[Page and application data records]
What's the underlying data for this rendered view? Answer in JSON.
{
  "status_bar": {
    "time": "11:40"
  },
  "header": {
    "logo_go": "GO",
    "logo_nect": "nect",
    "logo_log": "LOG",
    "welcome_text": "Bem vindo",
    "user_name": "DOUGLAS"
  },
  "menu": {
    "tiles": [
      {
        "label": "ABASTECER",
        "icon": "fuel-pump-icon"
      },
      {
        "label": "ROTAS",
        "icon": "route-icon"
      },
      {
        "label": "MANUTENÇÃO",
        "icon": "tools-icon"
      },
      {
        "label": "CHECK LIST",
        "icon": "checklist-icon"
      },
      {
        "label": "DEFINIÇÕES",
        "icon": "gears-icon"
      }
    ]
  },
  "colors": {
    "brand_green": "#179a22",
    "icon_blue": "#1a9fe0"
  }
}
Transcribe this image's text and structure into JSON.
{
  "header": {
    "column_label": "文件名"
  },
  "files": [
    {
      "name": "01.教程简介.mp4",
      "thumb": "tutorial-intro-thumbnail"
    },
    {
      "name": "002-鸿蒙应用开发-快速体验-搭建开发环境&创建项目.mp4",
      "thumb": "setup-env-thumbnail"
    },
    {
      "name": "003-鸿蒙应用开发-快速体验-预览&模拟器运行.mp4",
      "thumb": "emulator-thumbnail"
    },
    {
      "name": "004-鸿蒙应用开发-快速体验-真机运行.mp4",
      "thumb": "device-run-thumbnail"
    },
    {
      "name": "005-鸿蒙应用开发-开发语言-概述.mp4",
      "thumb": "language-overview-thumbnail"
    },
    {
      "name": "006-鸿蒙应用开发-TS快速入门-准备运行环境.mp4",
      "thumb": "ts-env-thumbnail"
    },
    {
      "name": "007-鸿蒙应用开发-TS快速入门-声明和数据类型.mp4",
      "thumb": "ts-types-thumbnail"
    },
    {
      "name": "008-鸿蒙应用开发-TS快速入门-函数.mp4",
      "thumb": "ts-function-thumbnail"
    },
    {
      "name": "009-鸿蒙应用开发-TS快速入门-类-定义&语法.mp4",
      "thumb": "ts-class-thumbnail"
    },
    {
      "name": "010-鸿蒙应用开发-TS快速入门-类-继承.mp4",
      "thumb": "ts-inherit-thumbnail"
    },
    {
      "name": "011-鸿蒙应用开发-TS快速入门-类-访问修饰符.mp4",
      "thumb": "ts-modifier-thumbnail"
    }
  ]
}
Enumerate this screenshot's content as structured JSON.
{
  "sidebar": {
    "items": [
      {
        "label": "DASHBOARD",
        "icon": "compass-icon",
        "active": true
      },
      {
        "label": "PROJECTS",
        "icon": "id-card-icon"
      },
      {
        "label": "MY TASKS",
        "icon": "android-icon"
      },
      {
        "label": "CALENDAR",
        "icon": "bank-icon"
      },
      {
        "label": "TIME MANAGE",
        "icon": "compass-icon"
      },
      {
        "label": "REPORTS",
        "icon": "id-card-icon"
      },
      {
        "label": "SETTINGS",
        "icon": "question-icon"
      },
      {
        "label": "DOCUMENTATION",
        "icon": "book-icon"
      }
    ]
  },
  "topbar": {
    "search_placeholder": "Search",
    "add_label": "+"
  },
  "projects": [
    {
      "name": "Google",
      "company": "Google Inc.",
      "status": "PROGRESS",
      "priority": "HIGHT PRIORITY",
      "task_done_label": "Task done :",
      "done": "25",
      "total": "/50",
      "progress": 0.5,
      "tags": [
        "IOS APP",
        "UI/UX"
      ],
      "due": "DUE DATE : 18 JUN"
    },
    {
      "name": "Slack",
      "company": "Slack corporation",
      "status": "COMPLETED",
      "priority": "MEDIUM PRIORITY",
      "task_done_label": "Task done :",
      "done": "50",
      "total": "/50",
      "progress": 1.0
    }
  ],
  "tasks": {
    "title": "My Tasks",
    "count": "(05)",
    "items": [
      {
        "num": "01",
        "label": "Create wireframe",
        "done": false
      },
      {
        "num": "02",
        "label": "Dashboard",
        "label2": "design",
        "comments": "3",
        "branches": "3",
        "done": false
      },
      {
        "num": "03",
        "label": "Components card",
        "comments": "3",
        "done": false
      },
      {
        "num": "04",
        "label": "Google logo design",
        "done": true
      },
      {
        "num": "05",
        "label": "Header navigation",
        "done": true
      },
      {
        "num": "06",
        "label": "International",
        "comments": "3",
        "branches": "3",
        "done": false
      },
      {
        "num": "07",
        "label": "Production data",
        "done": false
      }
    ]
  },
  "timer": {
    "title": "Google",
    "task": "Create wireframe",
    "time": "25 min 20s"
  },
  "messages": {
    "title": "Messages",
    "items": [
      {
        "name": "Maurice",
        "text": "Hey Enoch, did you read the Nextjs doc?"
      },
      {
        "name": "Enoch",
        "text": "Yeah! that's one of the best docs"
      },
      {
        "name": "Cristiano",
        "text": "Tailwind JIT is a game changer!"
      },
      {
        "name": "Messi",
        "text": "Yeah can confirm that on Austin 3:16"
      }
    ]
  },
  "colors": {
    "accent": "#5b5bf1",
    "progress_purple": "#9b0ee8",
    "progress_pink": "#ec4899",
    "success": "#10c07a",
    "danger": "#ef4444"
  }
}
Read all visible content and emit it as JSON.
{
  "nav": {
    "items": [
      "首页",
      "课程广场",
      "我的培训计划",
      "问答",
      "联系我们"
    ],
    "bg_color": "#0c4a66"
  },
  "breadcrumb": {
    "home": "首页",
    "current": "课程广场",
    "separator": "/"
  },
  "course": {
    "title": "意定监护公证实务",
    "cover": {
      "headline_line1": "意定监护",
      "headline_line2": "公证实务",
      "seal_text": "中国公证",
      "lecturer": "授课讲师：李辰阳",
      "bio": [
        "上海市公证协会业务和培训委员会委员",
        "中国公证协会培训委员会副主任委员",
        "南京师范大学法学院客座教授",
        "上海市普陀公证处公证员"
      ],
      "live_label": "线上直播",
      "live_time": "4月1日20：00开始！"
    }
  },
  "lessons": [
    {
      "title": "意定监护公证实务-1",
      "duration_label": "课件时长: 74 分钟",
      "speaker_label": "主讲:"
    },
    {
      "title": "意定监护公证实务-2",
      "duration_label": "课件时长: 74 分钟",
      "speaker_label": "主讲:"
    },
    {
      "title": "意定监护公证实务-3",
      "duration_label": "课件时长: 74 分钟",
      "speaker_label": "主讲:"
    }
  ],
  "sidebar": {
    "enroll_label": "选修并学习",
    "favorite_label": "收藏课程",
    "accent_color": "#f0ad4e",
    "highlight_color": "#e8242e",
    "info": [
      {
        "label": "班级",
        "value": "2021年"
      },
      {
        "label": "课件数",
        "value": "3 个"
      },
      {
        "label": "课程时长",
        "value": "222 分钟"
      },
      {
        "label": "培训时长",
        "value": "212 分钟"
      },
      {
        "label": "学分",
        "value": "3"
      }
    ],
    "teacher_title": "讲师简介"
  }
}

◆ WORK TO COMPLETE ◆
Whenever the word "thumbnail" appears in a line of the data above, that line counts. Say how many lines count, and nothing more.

◆ FINISHED TASK ◆
11